● Work to complete: Here the job is to print all of the entries below verbatim and leave out any picture.
##### Supplied information
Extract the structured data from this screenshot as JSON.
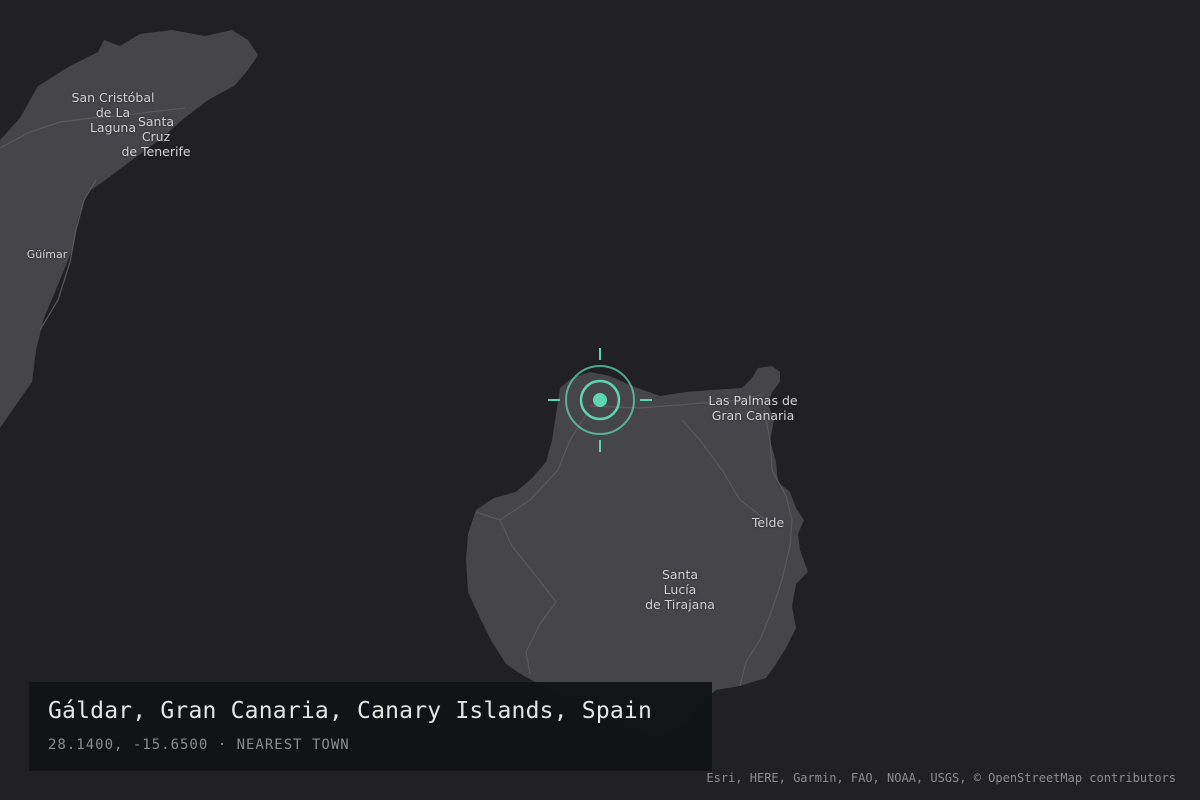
{
  "map": {
    "places": [
      {
        "id": "san-cristobal",
        "label": "San Cristóbal\nde La\nLaguna"
      },
      {
        "id": "santa-cruz",
        "label": "Santa\nCruz\nde Tenerife"
      },
      {
        "id": "guimar",
        "label": "Güímar"
      },
      {
        "id": "las-palmas",
        "label": "Las Palmas de\nGran Canaria"
      },
      {
        "id": "telde",
        "label": "Telde"
      },
      {
        "id": "santa-lucia",
        "label": "Santa\nLucía\nde Tirajana"
      }
    ],
    "marker": {
      "color": "#5fd6b2"
    },
    "colors": {
      "sea": "#212025",
      "land": "#46464a",
      "roads": "#5a5a5e"
    }
  },
  "info": {
    "title": "Gáldar, Gran Canaria, Canary Islands, Spain",
    "coordinates": "28.1400, -15.6500",
    "separator": "·",
    "subtitle": "28.1400, -15.6500 · NEAREST TOWN"
  },
  "attribution": "Esri, HERE, Garmin, FAO, NOAA, USGS, © OpenStreetMap contributors"
}
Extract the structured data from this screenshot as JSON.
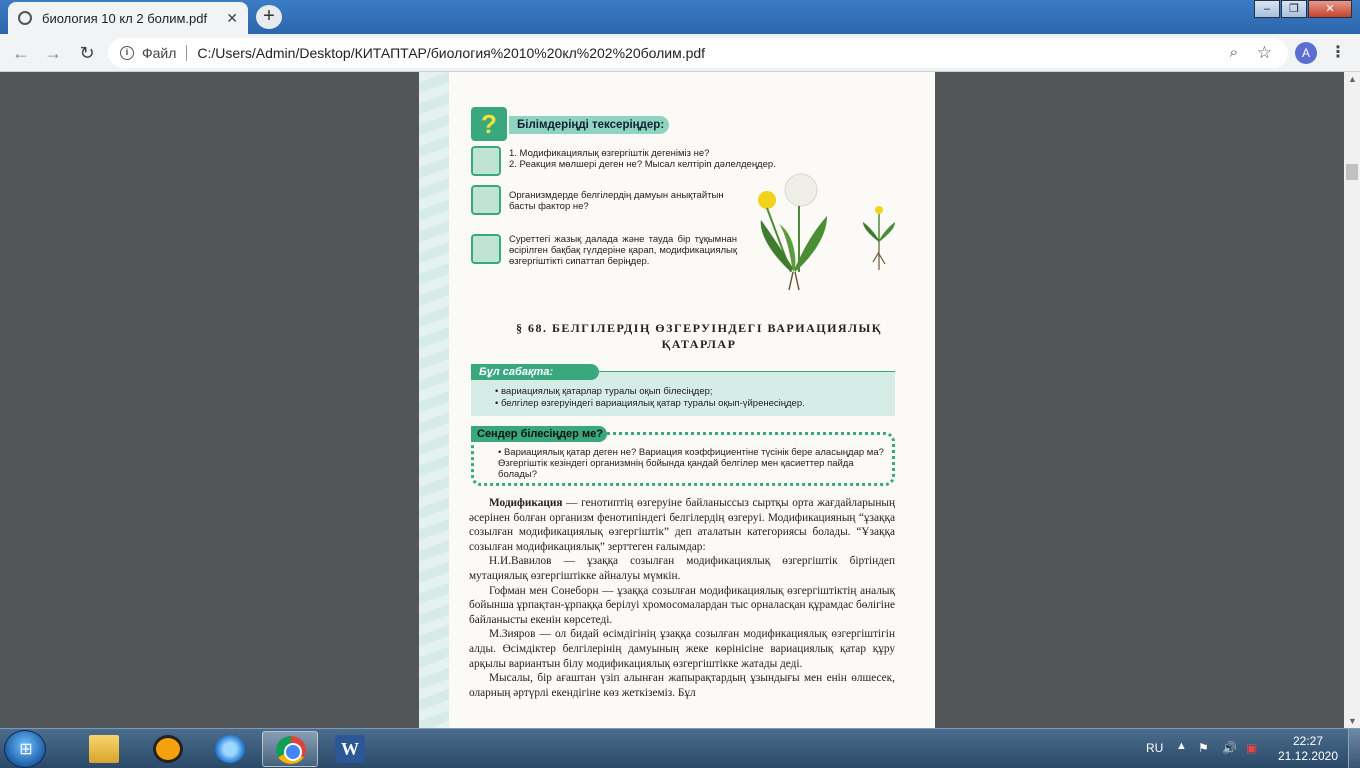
{
  "browser": {
    "tab_title": "биология 10 кл 2 болим.pdf",
    "tab_close": "✕",
    "new_tab": "+",
    "window_buttons": {
      "minimize": "–",
      "maximize": "❐",
      "close": "✕"
    },
    "nav": {
      "back": "←",
      "forward": "→",
      "reload": "↻"
    },
    "address_scheme": "Файл",
    "address_url": "C:/Users/Admin/Desktop/КИТАПТАР/биология%2010%20кл%202%20болим.pdf",
    "avatar_letter": "A",
    "menu": "⋮"
  },
  "pdf": {
    "check_title": "Білімдеріңді тексеріңдер:",
    "check_icon": "?",
    "q1": "1. Модификациялық өзгергіштік дегеніміз не?",
    "q2": "2. Реакция мөлшері деген не? Мысал келтіріп дәлелдеңдер.",
    "q3": "Организмдерде белгілердің дамуын анықтайтын басты фактор не?",
    "q4": "Суреттегі жазық далада және тауда бір тұқымнан өсірілген бақбақ гүлдеріне қарап, модификациялық өзгергіштікті сипаттап беріңдер.",
    "section_title_line1": "§ 68.  БЕЛГІЛЕРДІҢ   ӨЗГЕРУІНДЕГІ   ВАРИАЦИЯЛЫҚ",
    "section_title_line2": "ҚАТАРЛАР",
    "lesson_title": "Бұл сабақта:",
    "lesson_item1": "• вариациялық қатарлар туралы оқып білесіңдер;",
    "lesson_item2": "• белгілер өзгеруіндегі вариациялық қатар туралы оқып-үйренесіңдер.",
    "know_title": "Сендер білесіңдер ме?",
    "know_text": "• Вариациялық қатар деген не? Вариация коэффициентіне түсінік бере аласыңдар ма? Өзгергіштік кезіндегі организмнің бойында қандай белгілер мен қасиеттер пайда болады?",
    "p1_bold": "Модификация",
    "p1_rest": " — генотиптің өзгеруіне байланыссыз сыртқы орта жағдайларының әсерінен болған организм фенотипіндегі белгілердің өзгеруі. Модификацияның “ұзаққа созылған модификациялық өзгергіштік” деп аталатын категориясы болады. “Ұзаққа созылған модификациялық” зерттеген ғалымдар:",
    "p2": "Н.И.Вавилов — ұзаққа созылған модификациялық өзгергіштік біртіндеп мутациялық өзгергіштікке айналуы мүмкін.",
    "p3": "Гофман мен Сонеборн — ұзаққа созылған модификациялық өзгергіштіктің аналық бойынша ұрпақтан-ұрпаққа берілуі хромосомалардан тыс орналасқан құрамдас бөлігіне байланысты екенін көрсетеді.",
    "p4": "М.Зияров — ол бидай өсімдігінің ұзаққа созылған модификациялық өзгергіштігін алды. Өсімдіктер белгілерінің дамуының жеке көрінісіне вариациялық қатар құру арқылы вариантын білу модификациялық өзгергіштікке жатады деді.",
    "p5": "Мысалы, бір ағаштан үзіп алынған жапырақтардың ұзындығы мен енін өлшесек, оларның әртүрлі екендігіне көз жеткіземіз. Бұл"
  },
  "taskbar": {
    "word_letter": "W",
    "lang": "RU",
    "tray_arrow": "▲",
    "time": "22:27",
    "date": "21.12.2020"
  },
  "colors": {
    "accent_green": "#3aa87f",
    "light_green": "#d6ece6",
    "viewer_bg": "#525659"
  }
}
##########
● Written response:
Extract the structured data from this screenshot as JSON.
{
  "map": {
    "places": [
      {
        "id": "san-cristobal",
        "label": "San Cristóbal\nde La\nLaguna"
      },
      {
        "id": "santa-cruz",
        "label": "Santa\nCruz\nde Tenerife"
      },
      {
        "id": "guimar",
        "label": "Güímar"
      },
      {
        "id": "las-palmas",
        "label": "Las Palmas de\nGran Canaria"
      },
      {
        "id": "telde",
        "label": "Telde"
      },
      {
        "id": "santa-lucia",
        "label": "Santa\nLucía\nde Tirajana"
      }
    ],
    "marker": {
      "color": "#5fd6b2"
    },
    "colors": {
      "sea": "#212025",
      "land": "#46464a",
      "roads": "#5a5a5e"
    }
  },
  "info": {
    "title": "Gáldar, Gran Canaria, Canary Islands, Spain",
    "coordinates": "28.1400, -15.6500",
    "separator": "·",
    "subtitle": "28.1400, -15.6500 · NEAREST TOWN"
  },
  "attribution": "Esri, HERE, Garmin, FAO, NOAA, USGS, © OpenStreetMap contributors"
}
Extract the structured data from this screenshot as JSON.
{
  "browser": {
    "tab_title": "биология 10 кл 2 болим.pdf",
    "tab_close": "✕",
    "new_tab": "+",
    "window_buttons": {
      "minimize": "–",
      "maximize": "❐",
      "close": "✕"
    },
    "nav": {
      "back": "←",
      "forward": "→",
      "reload": "↻"
    },
    "address_scheme": "Файл",
    "address_url": "C:/Users/Admin/Desktop/КИТАПТАР/биология%2010%20кл%202%20болим.pdf",
    "avatar_letter": "A",
    "menu": "⋮"
  },
  "pdf": {
    "check_title": "Білімдеріңді тексеріңдер:",
    "check_icon": "?",
    "q1": "1. Модификациялық өзгергіштік дегеніміз не?",
    "q2": "2. Реакция мөлшері деген не? Мысал келтіріп дәлелдеңдер.",
    "q3": "Организмдерде белгілердің дамуын анықтайтын басты фактор не?",
    "q4": "Суреттегі жазық далада және тауда бір тұқымнан өсірілген бақбақ гүлдеріне қарап, модификациялық өзгергіштікті сипаттап беріңдер.",
    "section_title_line1": "§ 68.  БЕЛГІЛЕРДІҢ   ӨЗГЕРУІНДЕГІ   ВАРИАЦИЯЛЫҚ",
    "section_title_line2": "ҚАТАРЛАР",
    "lesson_title": "Бұл сабақта:",
    "lesson_item1": "• вариациялық қатарлар туралы оқып білесіңдер;",
    "lesson_item2": "• белгілер өзгеруіндегі вариациялық қатар туралы оқып-үйренесіңдер.",
    "know_title": "Сендер білесіңдер ме?",
    "know_text": "• Вариациялық қатар деген не? Вариация коэффициентіне түсінік бере аласыңдар ма? Өзгергіштік кезіндегі организмнің бойында қандай белгілер мен қасиеттер пайда болады?",
    "p1_bold": "Модификация",
    "p1_rest": " — генотиптің өзгеруіне байланыссыз сыртқы орта жағдайларының әсерінен болған организм фенотипіндегі белгілердің өзгеруі. Модификацияның “ұзаққа созылған модификациялық өзгергіштік” деп аталатын категориясы болады. “Ұзаққа созылған модификациялық” зерттеген ғалымдар:",
    "p2": "Н.И.Вавилов — ұзаққа созылған модификациялық өзгергіштік біртіндеп мутациялық өзгергіштікке айналуы мүмкін.",
    "p3": "Гофман мен Сонеборн — ұзаққа созылған модификациялық өзгергіштіктің аналық бойынша ұрпақтан-ұрпаққа берілуі хромосомалардан тыс орналасқан құрамдас бөлігіне байланысты екенін көрсетеді.",
    "p4": "М.Зияров — ол бидай өсімдігінің ұзаққа созылған модификациялық өзгергіштігін алды. Өсімдіктер белгілерінің дамуының жеке көрінісіне вариациялық қатар құру арқылы вариантын білу модификациялық өзгергіштікке жатады деді.",
    "p5": "Мысалы, бір ағаштан үзіп алынған жапырақтардың ұзындығы мен енін өлшесек, оларның әртүрлі екендігіне көз жеткіземіз. Бұл"
  },
  "taskbar": {
    "word_letter": "W",
    "lang": "RU",
    "tray_arrow": "▲",
    "time": "22:27",
    "date": "21.12.2020"
  },
  "colors": {
    "accent_green": "#3aa87f",
    "light_green": "#d6ece6",
    "viewer_bg": "#525659"
  }
}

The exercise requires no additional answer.